#### Requirement
Leaving out every picture, output the records below exactly as they are.
*****
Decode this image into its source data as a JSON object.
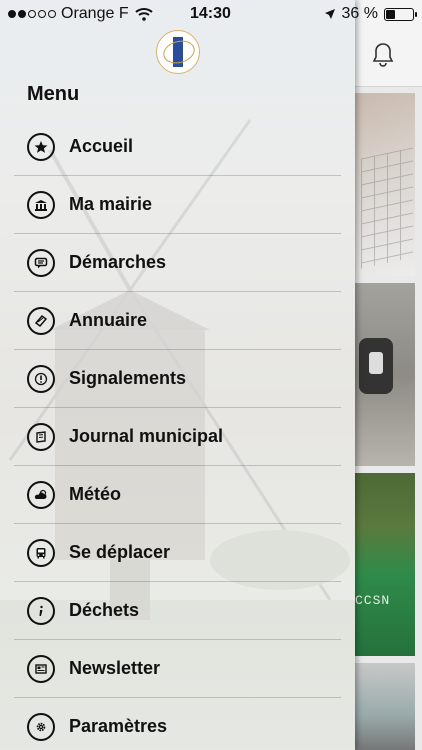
{
  "status_bar": {
    "carrier": "Orange F",
    "time": "14:30",
    "battery_text": "36 %",
    "signal_bars_on": 2,
    "signal_bars_total": 5
  },
  "drawer": {
    "title": "Menu",
    "items": [
      {
        "label": "Accueil",
        "icon": "star-icon"
      },
      {
        "label": "Ma mairie",
        "icon": "town-hall-icon"
      },
      {
        "label": "Démarches",
        "icon": "chat-bubble-icon"
      },
      {
        "label": "Annuaire",
        "icon": "book-icon"
      },
      {
        "label": "Signalements",
        "icon": "alert-icon"
      },
      {
        "label": "Journal municipal",
        "icon": "newspaper-icon"
      },
      {
        "label": "Météo",
        "icon": "weather-icon"
      },
      {
        "label": "Se déplacer",
        "icon": "bus-icon"
      },
      {
        "label": "Déchets",
        "icon": "info-icon"
      },
      {
        "label": "Newsletter",
        "icon": "newsletter-icon"
      },
      {
        "label": "Paramètres",
        "icon": "gear-icon"
      }
    ]
  },
  "background_app": {
    "tile3_text": "CCSN"
  }
}
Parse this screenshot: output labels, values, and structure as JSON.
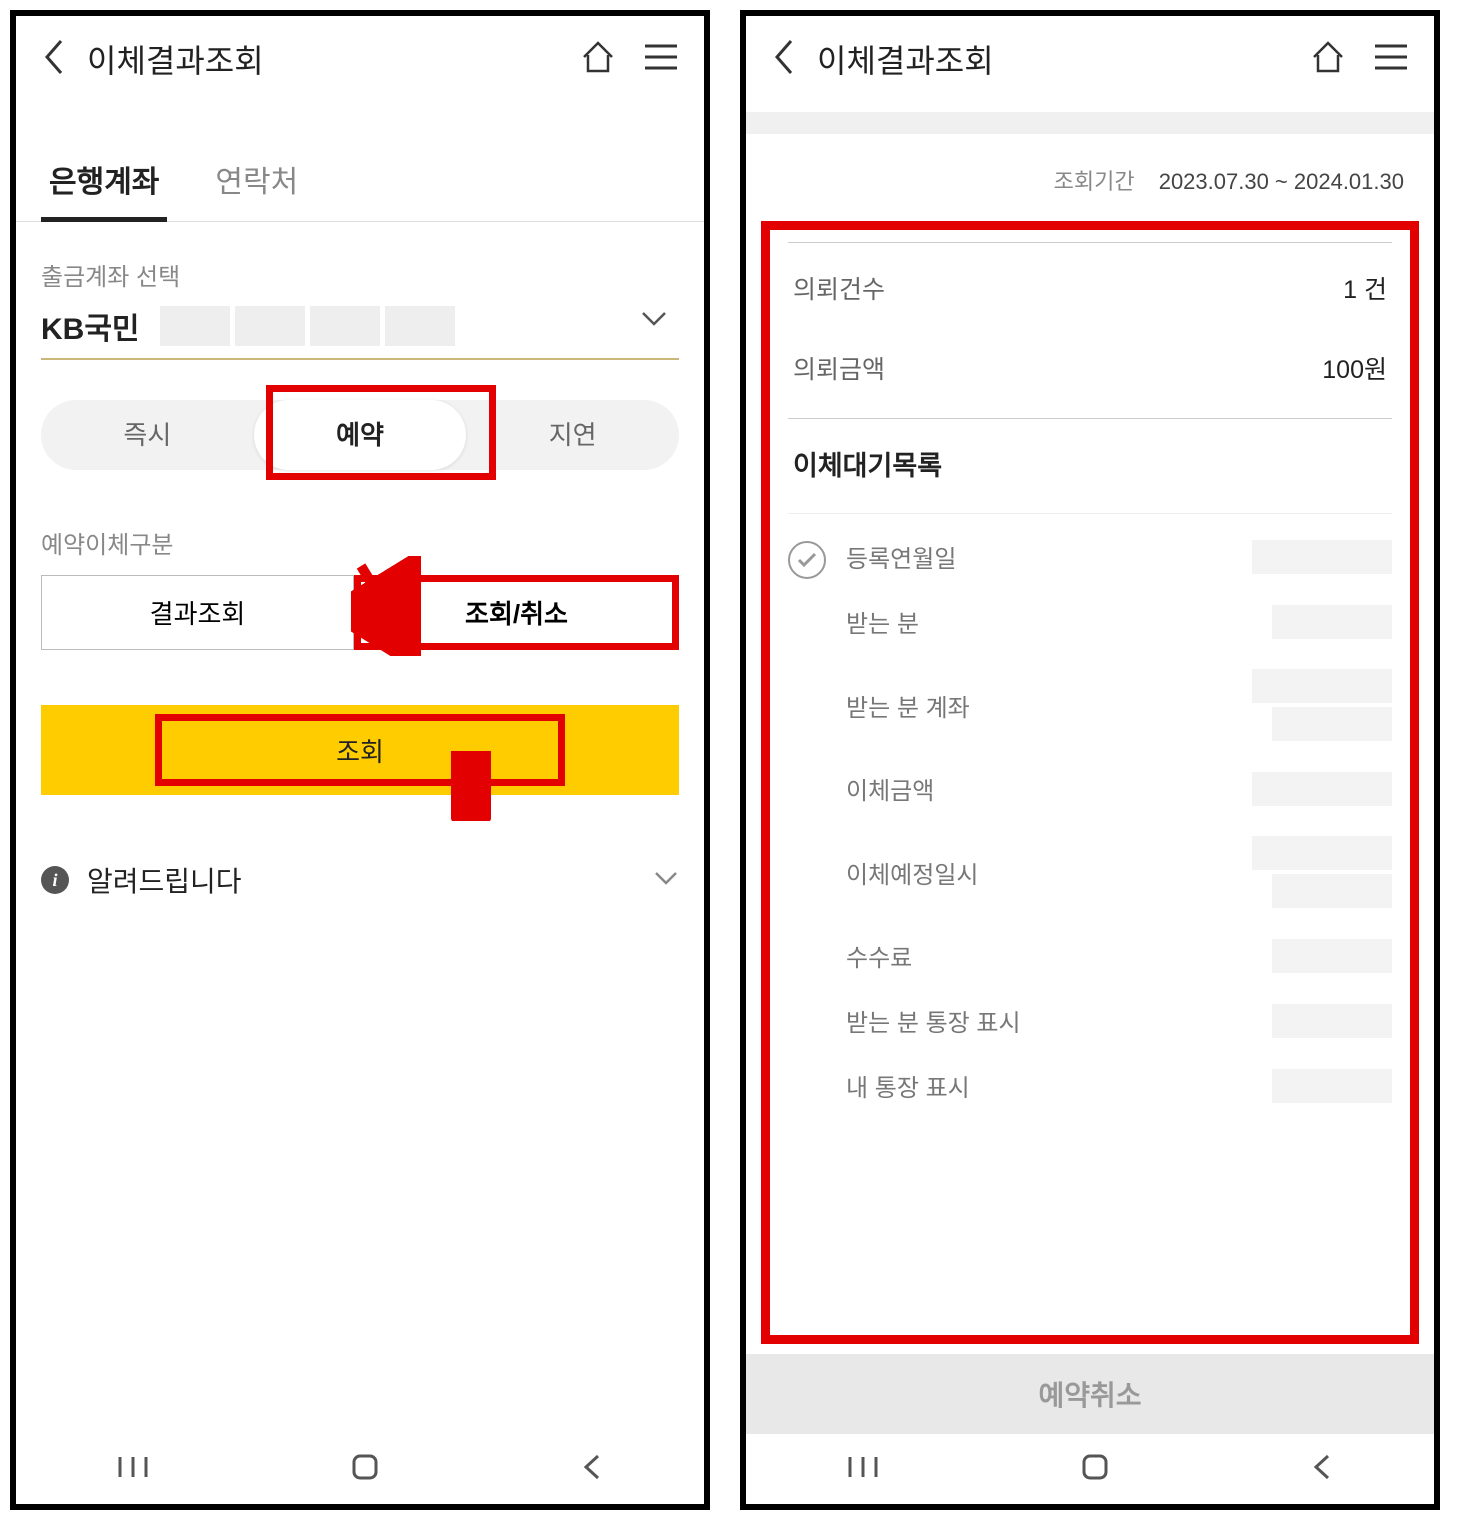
{
  "left": {
    "title": "이체결과조회",
    "tabs": {
      "bank": "은행계좌",
      "contact": "연락처"
    },
    "account_label": "출금계좌 선택",
    "bank_name": "KB국민",
    "seg": {
      "now": "즉시",
      "reserve": "예약",
      "delay": "지연"
    },
    "sub_label": "예약이체구분",
    "btn_result": "결과조회",
    "btn_cancel": "조회/취소",
    "submit": "조회",
    "notice": "알려드립니다"
  },
  "right": {
    "title": "이체결과조회",
    "period_label": "조회기간",
    "period_value": "2023.07.30 ~ 2024.01.30",
    "count_label": "의뢰건수",
    "count_value": "1 건",
    "amount_label": "의뢰금액",
    "amount_value": "100원",
    "list_title": "이체대기목록",
    "rows": {
      "reg_date": "등록연월일",
      "recipient": "받는 분",
      "recipient_acct": "받는 분 계좌",
      "amount": "이체금액",
      "sched": "이체예정일시",
      "fee": "수수료",
      "recv_memo": "받는 분 통장 표시",
      "my_memo": "내 통장 표시"
    },
    "cancel_btn": "예약취소"
  }
}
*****
#### Expected answer
Decode this image into its source data as a JSON object.
{
  "status_bar": {
    "carrier": "Orange F",
    "time": "14:30",
    "battery_text": "36 %",
    "signal_bars_on": 2,
    "signal_bars_total": 5
  },
  "drawer": {
    "title": "Menu",
    "items": [
      {
        "label": "Accueil",
        "icon": "star-icon"
      },
      {
        "label": "Ma mairie",
        "icon": "town-hall-icon"
      },
      {
        "label": "Démarches",
        "icon": "chat-bubble-icon"
      },
      {
        "label": "Annuaire",
        "icon": "book-icon"
      },
      {
        "label": "Signalements",
        "icon": "alert-icon"
      },
      {
        "label": "Journal municipal",
        "icon": "newspaper-icon"
      },
      {
        "label": "Météo",
        "icon": "weather-icon"
      },
      {
        "label": "Se déplacer",
        "icon": "bus-icon"
      },
      {
        "label": "Déchets",
        "icon": "info-icon"
      },
      {
        "label": "Newsletter",
        "icon": "newsletter-icon"
      },
      {
        "label": "Paramètres",
        "icon": "gear-icon"
      }
    ]
  },
  "background_app": {
    "tile3_text": "CCSN"
  }
}
Parse this screenshot: output labels, values, and structure as JSON.
{
  "left": {
    "title": "이체결과조회",
    "tabs": {
      "bank": "은행계좌",
      "contact": "연락처"
    },
    "account_label": "출금계좌 선택",
    "bank_name": "KB국민",
    "seg": {
      "now": "즉시",
      "reserve": "예약",
      "delay": "지연"
    },
    "sub_label": "예약이체구분",
    "btn_result": "결과조회",
    "btn_cancel": "조회/취소",
    "submit": "조회",
    "notice": "알려드립니다"
  },
  "right": {
    "title": "이체결과조회",
    "period_label": "조회기간",
    "period_value": "2023.07.30 ~ 2024.01.30",
    "count_label": "의뢰건수",
    "count_value": "1 건",
    "amount_label": "의뢰금액",
    "amount_value": "100원",
    "list_title": "이체대기목록",
    "rows": {
      "reg_date": "등록연월일",
      "recipient": "받는 분",
      "recipient_acct": "받는 분 계좌",
      "amount": "이체금액",
      "sched": "이체예정일시",
      "fee": "수수료",
      "recv_memo": "받는 분 통장 표시",
      "my_memo": "내 통장 표시"
    },
    "cancel_btn": "예약취소"
  }
}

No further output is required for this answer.